“When you talk to the students and they tell you the strategies they have come up with to succeed, it seems pretty basic and logical,” Bowen said. “But they had to create these strategies for themselves. It’s pretty simple to take just a couple minutes at the beginning of class to share what helped us when we were students. They don’t have to follow the advice, but you’ve given them something to add to their tool box, in case they need it.”

Among the surprises for Rawitch was how much the students disliked the use of electronic technologies in the classroom if they were poorly used.

“We heard that over and over again,” she said. “PowerPoints are the obvious ones. It was like all the faculty in the university decided that PowerPoints were the way to go. Some learned how to do it, others did not. You have students in class after class after class looking at PowerPoints on walls, on boards and laptops, and the faculty were just as boring as they were before.

“One of the things I learned is that doing something badly is almost as bad, or maybe worse, than not doing it in the first place,” Rawitch said.

Graves, who wrote the chapter “Being the First to Go to College, said an assumption is often made that first-generation students are underprepared for college.

“While they may not have a tradition of going to college in their families, or they come from schools that have high achievement gaps, what many of their families do give them, for lack of a better word, is grit,” Graves said.

“Their freshman year may be difficult,” he said. “There may be a bit of a culture shock.

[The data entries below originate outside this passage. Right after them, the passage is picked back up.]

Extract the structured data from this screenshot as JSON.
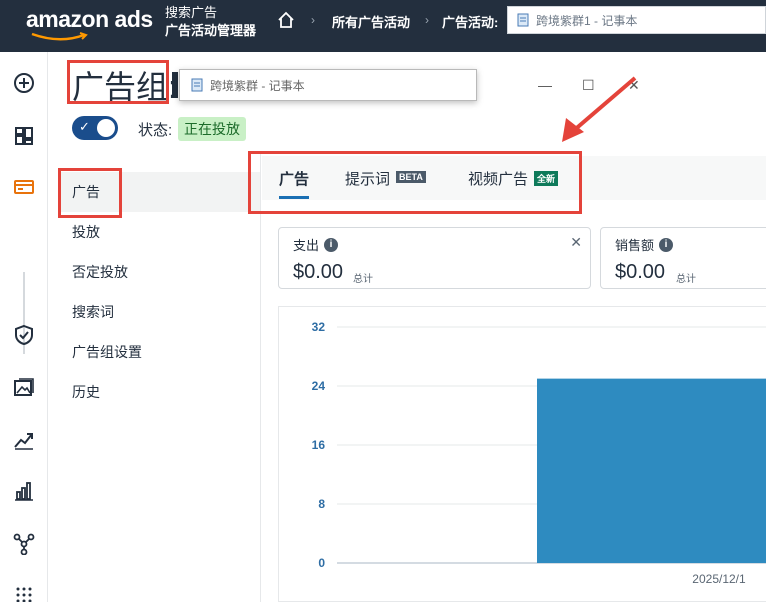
{
  "topbar": {
    "logo": "amazon ads",
    "product_line1": "搜索广告",
    "product_line2": "广告活动管理器",
    "breadcrumb_1": "所有广告活动",
    "breadcrumb_2": "广告活动:",
    "notepad_tab": "跨境紫群1 - 记事本"
  },
  "rail": {
    "icons": [
      "plus-circle-icon",
      "dashboard-icon",
      "campaign-card-icon",
      "shield-icon",
      "image-icon",
      "trend-icon",
      "bar-chart-icon",
      "network-icon",
      "apps-grid-icon"
    ]
  },
  "page": {
    "title": "广告组:",
    "status_label": "状态:",
    "status_value": "正在投放",
    "status_color": "#c9f0c6"
  },
  "notepad_window": {
    "title": "跨境紫群 - 记事本"
  },
  "sidenav": {
    "items": [
      "广告",
      "投放",
      "否定投放",
      "搜索词",
      "广告组设置",
      "历史"
    ]
  },
  "tabs": {
    "ads": "广告",
    "prompt_words": "提示词",
    "prompt_badge": "BETA",
    "video_ads": "视频广告",
    "video_badge": "全新"
  },
  "cards": {
    "spend_label": "支出",
    "spend_value": "$0.00",
    "spend_sub": "总计",
    "sales_label": "销售额",
    "sales_value": "$0.00",
    "sales_sub": "总计"
  },
  "chart_data": {
    "type": "bar",
    "categories": [
      "2025/12/1"
    ],
    "values": [
      25
    ],
    "title": "",
    "xlabel": "",
    "ylabel": "",
    "ylim": [
      0,
      32
    ],
    "yticks": [
      "32",
      "24",
      "16",
      "8",
      "0"
    ],
    "bar_color": "#2e8bc0",
    "grid": true
  },
  "colors": {
    "topbar": "#232f3e",
    "accent": "#1a6fb3",
    "highlight_box": "#e4433a"
  }
}
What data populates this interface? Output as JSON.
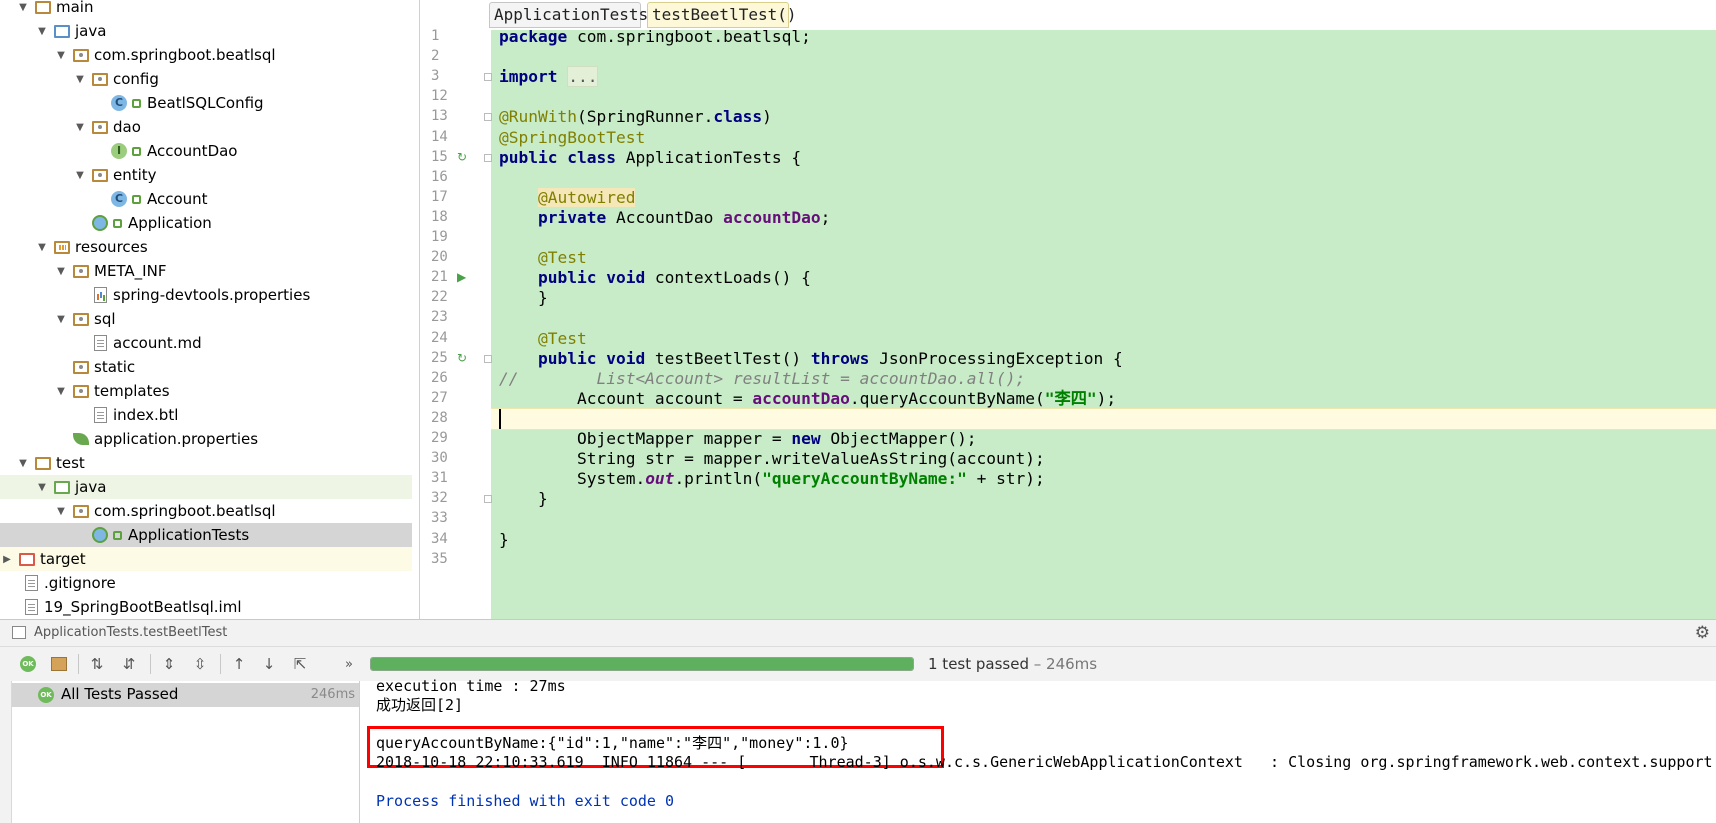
{
  "project_tree": [
    {
      "label": "main",
      "kind": "folder",
      "indent": 0,
      "expanded": true
    },
    {
      "label": "java",
      "kind": "folder-blue",
      "indent": 1,
      "expanded": true
    },
    {
      "label": "com.springboot.beatlsql",
      "kind": "package",
      "indent": 2,
      "expanded": true
    },
    {
      "label": "config",
      "kind": "package",
      "indent": 3,
      "expanded": true
    },
    {
      "label": "BeatlSQLConfig",
      "kind": "class",
      "indent": 4
    },
    {
      "label": "dao",
      "kind": "package",
      "indent": 3,
      "expanded": true
    },
    {
      "label": "AccountDao",
      "kind": "interface",
      "indent": 4
    },
    {
      "label": "entity",
      "kind": "package",
      "indent": 3,
      "expanded": true
    },
    {
      "label": "Account",
      "kind": "class",
      "indent": 4
    },
    {
      "label": "Application",
      "kind": "boot-class",
      "indent": 3
    },
    {
      "label": "resources",
      "kind": "resources",
      "indent": 1,
      "expanded": true
    },
    {
      "label": "META_INF",
      "kind": "package",
      "indent": 2,
      "expanded": true
    },
    {
      "label": "spring-devtools.properties",
      "kind": "properties",
      "indent": 3
    },
    {
      "label": "sql",
      "kind": "package",
      "indent": 2,
      "expanded": true
    },
    {
      "label": "account.md",
      "kind": "file",
      "indent": 3
    },
    {
      "label": "static",
      "kind": "package",
      "indent": 2
    },
    {
      "label": "templates",
      "kind": "package",
      "indent": 2,
      "expanded": true
    },
    {
      "label": "index.btl",
      "kind": "file",
      "indent": 3
    },
    {
      "label": "application.properties",
      "kind": "spring-properties",
      "indent": 2
    },
    {
      "label": "test",
      "kind": "folder",
      "indent": 0,
      "expanded": true
    },
    {
      "label": "java",
      "kind": "folder-green",
      "indent": 1,
      "expanded": true,
      "row_style": "green"
    },
    {
      "label": "com.springboot.beatlsql",
      "kind": "package",
      "indent": 2,
      "expanded": true
    },
    {
      "label": "ApplicationTests",
      "kind": "test-class",
      "indent": 3,
      "row_style": "selected"
    },
    {
      "label": "target",
      "kind": "folder-red",
      "indent": -1,
      "collapsed": true,
      "row_style": "yellow"
    },
    {
      "label": ".gitignore",
      "kind": "file",
      "indent": -1
    },
    {
      "label": "19_SpringBootBeatlsql.iml",
      "kind": "file",
      "indent": -1
    }
  ],
  "editor": {
    "tabs": [
      "ApplicationTests",
      "testBeetlTest()"
    ],
    "active_tab": 1,
    "current_line": "28",
    "lines": [
      {
        "no": "1",
        "html": "<span class=\"kw\">package</span> com.springboot.beatlsql;"
      },
      {
        "no": "2",
        "html": ""
      },
      {
        "no": "3",
        "html": "<span class=\"kw\">import</span> <span class=\"foldtxt\">...</span>"
      },
      {
        "no": "12",
        "html": ""
      },
      {
        "no": "13",
        "html": "<span class=\"ann\">@RunWith</span>(SpringRunner.<span class=\"kw\">class</span>)"
      },
      {
        "no": "14",
        "html": "<span class=\"ann\">@SpringBootTest</span>"
      },
      {
        "no": "15",
        "html": "<span class=\"kw\">public class</span> ApplicationTests {"
      },
      {
        "no": "16",
        "html": ""
      },
      {
        "no": "17",
        "html": "    <span class=\"annbg\">@Autowired</span>"
      },
      {
        "no": "18",
        "html": "    <span class=\"kw\">private</span> AccountDao <span class=\"field\">accountDao</span>;"
      },
      {
        "no": "19",
        "html": ""
      },
      {
        "no": "20",
        "html": "    <span class=\"ann\">@Test</span>"
      },
      {
        "no": "21",
        "html": "    <span class=\"kw\">public void</span> contextLoads() {"
      },
      {
        "no": "22",
        "html": "    }"
      },
      {
        "no": "23",
        "html": ""
      },
      {
        "no": "24",
        "html": "    <span class=\"ann\">@Test</span>"
      },
      {
        "no": "25",
        "html": "    <span class=\"kw\">public void</span> testBeetlTest() <span class=\"kw\">throws</span> JsonProcessingException {"
      },
      {
        "no": "26",
        "html": "<span class=\"cmt\">//        List&lt;Account&gt; resultList = accountDao.all();</span>"
      },
      {
        "no": "27",
        "html": "        Account account = <span class=\"field\">accountDao</span>.queryAccountByName(<span class=\"str\">\"李四\"</span>);"
      },
      {
        "no": "28",
        "html": ""
      },
      {
        "no": "29",
        "html": "        ObjectMapper mapper = <span class=\"kw\">new</span> ObjectMapper();"
      },
      {
        "no": "30",
        "html": "        String str = mapper.writeValueAsString(account);"
      },
      {
        "no": "31",
        "html": "        System.<span class=\"staticf\">out</span>.println(<span class=\"str\">\"queryAccountByName:\"</span> + str);"
      },
      {
        "no": "32",
        "html": "    }"
      },
      {
        "no": "33",
        "html": ""
      },
      {
        "no": "34",
        "html": "}"
      },
      {
        "no": "35",
        "html": ""
      }
    ]
  },
  "run": {
    "header_title": "ApplicationTests.testBeetlTest",
    "progress_fraction": 1.0,
    "status_text": "1 test passed",
    "status_time": " – 246ms",
    "left_pane": {
      "label": "All Tests Passed",
      "time": "246ms"
    },
    "console": [
      {
        "text": "execution time : 27ms",
        "style": "normal"
      },
      {
        "text": "成功返回[2]",
        "style": "normal"
      },
      {
        "text": "",
        "style": "normal"
      },
      {
        "text": "queryAccountByName:{\"id\":1,\"name\":\"李四\",\"money\":1.0}",
        "style": "normal"
      },
      {
        "text": "2018-10-18 22:10:33.619  INFO 11864 --- [       Thread-3] o.s.w.c.s.GenericWebApplicationContext   : Closing org.springframework.web.context.support.",
        "style": "normal"
      },
      {
        "text": "",
        "style": "normal"
      },
      {
        "text": "Process finished with exit code 0",
        "style": "blue"
      }
    ]
  },
  "colors": {
    "editor_bg": "#c8ecc8",
    "current_line": "#fffbe0",
    "progress_fill": "#5eb05e",
    "highlight_box": "#ff0000"
  }
}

But by the end of year four, they have caught up, and they are successful students. They may not have the experiences other students have, but the sacrifices they and their families have made to get them to college have given them a different set of tools, grit and determination, that they can draw on to succeed.”

Graves said some first-generation college students suffer from “imposter syndrome,” the belief that they don’t really belong in college.

“We, as instructors, have to disabuse them of that as best we can,” he said. “They are just going through a bit of adjustment, and we now have the data to prove it with this study.”

Even before the study was complete, Bowen said, faculty and administrators across the campus were using what they were learning to make the university more learning-centered and their teaching more engaging.

“The students know what makes good educators,” she said. “It’s important that we listen to them.”